What you need to do :: Where does the string "verified" appear in the records? Copy each line that holds it.
(Beginning of Records for the task)
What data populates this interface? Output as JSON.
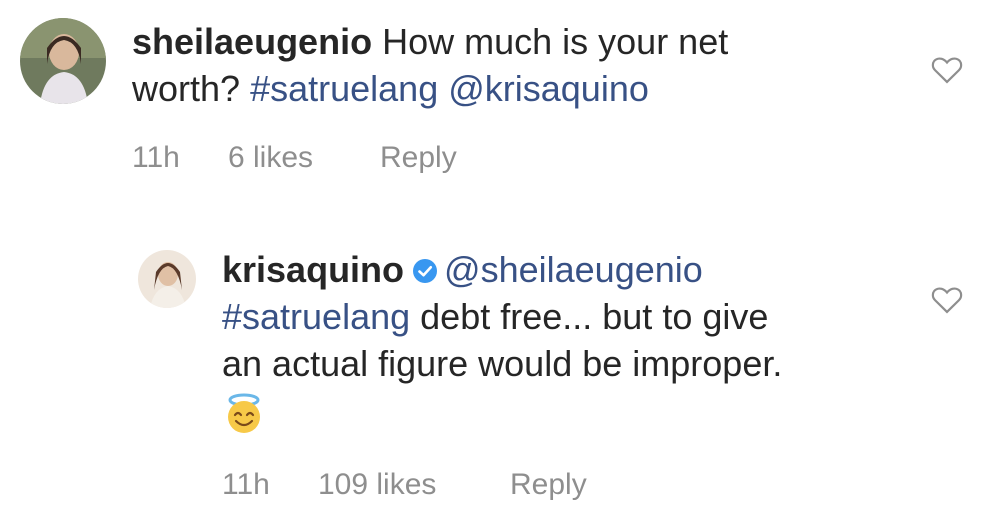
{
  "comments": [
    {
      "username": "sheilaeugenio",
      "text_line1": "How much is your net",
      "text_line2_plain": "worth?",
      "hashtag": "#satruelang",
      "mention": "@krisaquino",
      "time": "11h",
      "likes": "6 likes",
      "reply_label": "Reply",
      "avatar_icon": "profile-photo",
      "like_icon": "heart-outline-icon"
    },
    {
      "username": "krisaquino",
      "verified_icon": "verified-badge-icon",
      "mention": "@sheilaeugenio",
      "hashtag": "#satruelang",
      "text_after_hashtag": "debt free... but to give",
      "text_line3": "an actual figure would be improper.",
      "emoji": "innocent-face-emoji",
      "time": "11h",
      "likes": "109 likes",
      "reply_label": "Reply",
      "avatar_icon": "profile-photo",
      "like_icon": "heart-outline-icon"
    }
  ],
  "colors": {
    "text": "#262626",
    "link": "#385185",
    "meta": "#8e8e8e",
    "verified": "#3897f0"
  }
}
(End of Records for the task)
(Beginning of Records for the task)
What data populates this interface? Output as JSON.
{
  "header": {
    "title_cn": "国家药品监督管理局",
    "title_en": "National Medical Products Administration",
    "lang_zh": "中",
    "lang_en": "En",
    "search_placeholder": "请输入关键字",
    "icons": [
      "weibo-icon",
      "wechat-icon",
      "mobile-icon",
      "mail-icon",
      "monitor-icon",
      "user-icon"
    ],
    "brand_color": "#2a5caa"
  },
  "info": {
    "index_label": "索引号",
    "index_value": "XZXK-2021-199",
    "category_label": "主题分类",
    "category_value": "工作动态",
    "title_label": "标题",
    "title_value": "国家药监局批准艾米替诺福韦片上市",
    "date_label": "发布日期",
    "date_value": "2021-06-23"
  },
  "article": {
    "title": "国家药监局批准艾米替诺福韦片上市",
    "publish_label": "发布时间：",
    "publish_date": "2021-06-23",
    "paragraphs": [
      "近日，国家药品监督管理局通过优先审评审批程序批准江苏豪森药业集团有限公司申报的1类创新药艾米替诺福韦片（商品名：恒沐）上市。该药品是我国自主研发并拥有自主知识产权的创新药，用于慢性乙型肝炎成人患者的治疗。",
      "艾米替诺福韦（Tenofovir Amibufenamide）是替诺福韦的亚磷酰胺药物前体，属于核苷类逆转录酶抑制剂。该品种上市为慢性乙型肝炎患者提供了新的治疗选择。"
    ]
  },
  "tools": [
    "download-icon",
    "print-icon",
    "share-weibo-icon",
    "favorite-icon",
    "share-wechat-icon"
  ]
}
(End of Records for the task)
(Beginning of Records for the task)
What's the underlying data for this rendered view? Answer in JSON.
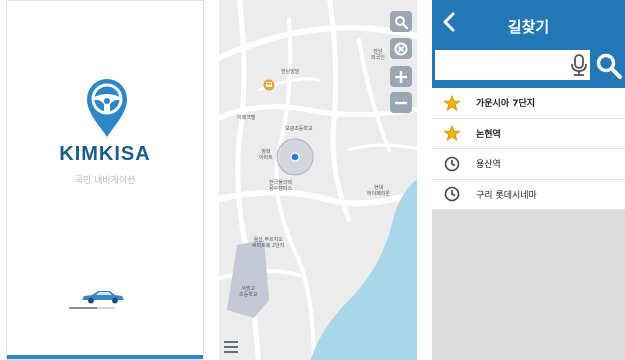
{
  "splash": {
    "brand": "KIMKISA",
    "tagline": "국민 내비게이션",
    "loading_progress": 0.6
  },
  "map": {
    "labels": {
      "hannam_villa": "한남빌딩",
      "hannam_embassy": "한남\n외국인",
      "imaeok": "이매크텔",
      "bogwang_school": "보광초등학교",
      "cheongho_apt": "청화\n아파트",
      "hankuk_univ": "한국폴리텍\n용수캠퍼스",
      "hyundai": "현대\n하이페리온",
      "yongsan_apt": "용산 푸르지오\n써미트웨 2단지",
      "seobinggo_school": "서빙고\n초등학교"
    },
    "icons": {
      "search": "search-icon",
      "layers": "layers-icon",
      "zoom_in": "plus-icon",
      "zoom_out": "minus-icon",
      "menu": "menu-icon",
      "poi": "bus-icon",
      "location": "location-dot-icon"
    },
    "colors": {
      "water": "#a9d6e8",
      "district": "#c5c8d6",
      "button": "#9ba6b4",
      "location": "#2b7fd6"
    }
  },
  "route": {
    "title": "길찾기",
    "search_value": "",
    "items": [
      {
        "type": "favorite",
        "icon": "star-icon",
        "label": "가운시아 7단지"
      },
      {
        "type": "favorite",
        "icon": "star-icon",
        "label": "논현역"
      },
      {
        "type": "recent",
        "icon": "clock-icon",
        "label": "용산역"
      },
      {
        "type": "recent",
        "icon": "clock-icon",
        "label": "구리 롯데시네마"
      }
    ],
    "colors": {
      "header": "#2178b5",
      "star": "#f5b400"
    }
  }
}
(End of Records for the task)
Solution for this problem ::
      "verified_icon": "verified-badge-icon",
    "verified": "#3897f0"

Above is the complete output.